* What is expected *
Each record below should be printed exactly as it was written.

Segment Start: Records shown

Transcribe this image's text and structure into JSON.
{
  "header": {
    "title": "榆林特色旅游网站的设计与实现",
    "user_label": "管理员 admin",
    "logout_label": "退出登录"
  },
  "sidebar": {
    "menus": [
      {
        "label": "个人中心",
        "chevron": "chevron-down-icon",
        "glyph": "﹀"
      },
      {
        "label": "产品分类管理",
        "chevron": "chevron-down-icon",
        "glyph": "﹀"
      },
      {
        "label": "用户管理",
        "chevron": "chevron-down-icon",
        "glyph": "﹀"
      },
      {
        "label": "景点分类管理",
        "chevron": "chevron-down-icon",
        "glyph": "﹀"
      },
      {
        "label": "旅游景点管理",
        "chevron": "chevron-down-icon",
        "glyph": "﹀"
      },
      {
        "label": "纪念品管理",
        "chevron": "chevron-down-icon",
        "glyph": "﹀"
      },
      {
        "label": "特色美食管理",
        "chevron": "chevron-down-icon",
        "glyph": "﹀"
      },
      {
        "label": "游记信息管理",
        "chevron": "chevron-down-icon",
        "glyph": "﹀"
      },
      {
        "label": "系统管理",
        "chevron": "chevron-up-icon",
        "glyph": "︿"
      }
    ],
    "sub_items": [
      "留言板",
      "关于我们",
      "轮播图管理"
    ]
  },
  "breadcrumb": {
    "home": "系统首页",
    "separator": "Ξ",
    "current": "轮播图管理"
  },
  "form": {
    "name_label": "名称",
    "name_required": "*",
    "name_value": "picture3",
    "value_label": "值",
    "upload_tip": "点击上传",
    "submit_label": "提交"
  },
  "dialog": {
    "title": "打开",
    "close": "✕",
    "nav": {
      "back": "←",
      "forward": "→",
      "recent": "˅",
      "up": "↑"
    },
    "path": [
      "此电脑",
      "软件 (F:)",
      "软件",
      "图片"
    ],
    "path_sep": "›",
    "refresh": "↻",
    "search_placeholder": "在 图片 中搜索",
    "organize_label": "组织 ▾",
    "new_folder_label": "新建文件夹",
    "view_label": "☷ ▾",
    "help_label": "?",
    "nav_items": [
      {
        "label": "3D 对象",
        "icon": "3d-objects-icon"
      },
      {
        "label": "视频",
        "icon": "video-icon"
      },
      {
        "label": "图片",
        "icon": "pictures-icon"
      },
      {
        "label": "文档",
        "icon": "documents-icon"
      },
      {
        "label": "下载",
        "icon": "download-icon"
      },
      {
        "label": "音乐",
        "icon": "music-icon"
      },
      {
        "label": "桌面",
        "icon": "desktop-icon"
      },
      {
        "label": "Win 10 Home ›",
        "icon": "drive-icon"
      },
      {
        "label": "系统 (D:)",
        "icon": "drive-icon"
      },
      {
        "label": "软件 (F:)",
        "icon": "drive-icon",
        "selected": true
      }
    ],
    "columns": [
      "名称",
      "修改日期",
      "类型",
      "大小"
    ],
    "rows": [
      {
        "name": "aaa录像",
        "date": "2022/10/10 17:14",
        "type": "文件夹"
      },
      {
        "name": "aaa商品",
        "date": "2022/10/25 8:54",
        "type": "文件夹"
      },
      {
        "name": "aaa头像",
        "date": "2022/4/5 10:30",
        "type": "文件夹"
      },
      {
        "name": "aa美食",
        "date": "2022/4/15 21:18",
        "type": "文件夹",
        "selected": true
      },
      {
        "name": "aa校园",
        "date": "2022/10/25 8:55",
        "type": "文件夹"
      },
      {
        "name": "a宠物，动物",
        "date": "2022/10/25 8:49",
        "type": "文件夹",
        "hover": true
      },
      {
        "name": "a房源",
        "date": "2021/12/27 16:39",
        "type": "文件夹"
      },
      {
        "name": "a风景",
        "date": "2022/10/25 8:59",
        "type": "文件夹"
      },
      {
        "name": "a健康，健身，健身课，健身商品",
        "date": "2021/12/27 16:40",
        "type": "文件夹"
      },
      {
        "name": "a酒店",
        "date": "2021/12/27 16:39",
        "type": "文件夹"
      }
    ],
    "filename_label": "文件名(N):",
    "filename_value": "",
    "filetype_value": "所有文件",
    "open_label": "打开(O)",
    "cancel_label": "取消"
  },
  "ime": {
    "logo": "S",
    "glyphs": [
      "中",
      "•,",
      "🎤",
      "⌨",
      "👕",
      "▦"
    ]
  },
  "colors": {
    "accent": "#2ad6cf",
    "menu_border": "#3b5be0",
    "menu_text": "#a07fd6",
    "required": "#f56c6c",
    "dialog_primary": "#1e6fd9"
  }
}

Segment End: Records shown

* Response *
Transcribe this image's text and structure into JSON.
{
  "header": {
    "title": "榆林特色旅游网站的设计与实现",
    "user_label": "管理员 admin",
    "logout_label": "退出登录"
  },
  "sidebar": {
    "menus": [
      {
        "label": "个人中心",
        "chevron": "chevron-down-icon",
        "glyph": "﹀"
      },
      {
        "label": "产品分类管理",
        "chevron": "chevron-down-icon",
        "glyph": "﹀"
      },
      {
        "label": "用户管理",
        "chevron": "chevron-down-icon",
        "glyph": "﹀"
      },
      {
        "label": "景点分类管理",
        "chevron": "chevron-down-icon",
        "glyph": "﹀"
      },
      {
        "label": "旅游景点管理",
        "chevron": "chevron-down-icon",
        "glyph": "﹀"
      },
      {
        "label": "纪念品管理",
        "chevron": "chevron-down-icon",
        "glyph": "﹀"
      },
      {
        "label": "特色美食管理",
        "chevron": "chevron-down-icon",
        "glyph": "﹀"
      },
      {
        "label": "游记信息管理",
        "chevron": "chevron-down-icon",
        "glyph": "﹀"
      },
      {
        "label": "系统管理",
        "chevron": "chevron-up-icon",
        "glyph": "︿"
      }
    ],
    "sub_items": [
      "留言板",
      "关于我们",
      "轮播图管理"
    ]
  },
  "breadcrumb": {
    "home": "系统首页",
    "separator": "Ξ",
    "current": "轮播图管理"
  },
  "form": {
    "name_label": "名称",
    "name_required": "*",
    "name_value": "picture3",
    "value_label": "值",
    "upload_tip": "点击上传",
    "submit_label": "提交"
  },
  "dialog": {
    "title": "打开",
    "close": "✕",
    "nav": {
      "back": "←",
      "forward": "→",
      "recent": "˅",
      "up": "↑"
    },
    "path": [
      "此电脑",
      "软件 (F:)",
      "软件",
      "图片"
    ],
    "path_sep": "›",
    "refresh": "↻",
    "search_placeholder": "在 图片 中搜索",
    "organize_label": "组织 ▾",
    "new_folder_label": "新建文件夹",
    "view_label": "☷ ▾",
    "help_label": "?",
    "nav_items": [
      {
        "label": "3D 对象",
        "icon": "3d-objects-icon"
      },
      {
        "label": "视频",
        "icon": "video-icon"
      },
      {
        "label": "图片",
        "icon": "pictures-icon"
      },
      {
        "label": "文档",
        "icon": "documents-icon"
      },
      {
        "label": "下载",
        "icon": "download-icon"
      },
      {
        "label": "音乐",
        "icon": "music-icon"
      },
      {
        "label": "桌面",
        "icon": "desktop-icon"
      },
      {
        "label": "Win 10 Home ›",
        "icon": "drive-icon"
      },
      {
        "label": "系统 (D:)",
        "icon": "drive-icon"
      },
      {
        "label": "软件 (F:)",
        "icon": "drive-icon",
        "selected": true
      }
    ],
    "columns": [
      "名称",
      "修改日期",
      "类型",
      "大小"
    ],
    "rows": [
      {
        "name": "aaa录像",
        "date": "2022/10/10 17:14",
        "type": "文件夹"
      },
      {
        "name": "aaa商品",
        "date": "2022/10/25 8:54",
        "type": "文件夹"
      },
      {
        "name": "aaa头像",
        "date": "2022/4/5 10:30",
        "type": "文件夹"
      },
      {
        "name": "aa美食",
        "date": "2022/4/15 21:18",
        "type": "文件夹",
        "selected": true
      },
      {
        "name": "aa校园",
        "date": "2022/10/25 8:55",
        "type": "文件夹"
      },
      {
        "name": "a宠物，动物",
        "date": "2022/10/25 8:49",
        "type": "文件夹",
        "hover": true
      },
      {
        "name": "a房源",
        "date": "2021/12/27 16:39",
        "type": "文件夹"
      },
      {
        "name": "a风景",
        "date": "2022/10/25 8:59",
        "type": "文件夹"
      },
      {
        "name": "a健康，健身，健身课，健身商品",
        "date": "2021/12/27 16:40",
        "type": "文件夹"
      },
      {
        "name": "a酒店",
        "date": "2021/12/27 16:39",
        "type": "文件夹"
      }
    ],
    "filename_label": "文件名(N):",
    "filename_value": "",
    "filetype_value": "所有文件",
    "open_label": "打开(O)",
    "cancel_label": "取消"
  },
  "ime": {
    "logo": "S",
    "glyphs": [
      "中",
      "•,",
      "🎤",
      "⌨",
      "👕",
      "▦"
    ]
  },
  "colors": {
    "accent": "#2ad6cf",
    "menu_border": "#3b5be0",
    "menu_text": "#a07fd6",
    "required": "#f56c6c",
    "dialog_primary": "#1e6fd9"
  }
}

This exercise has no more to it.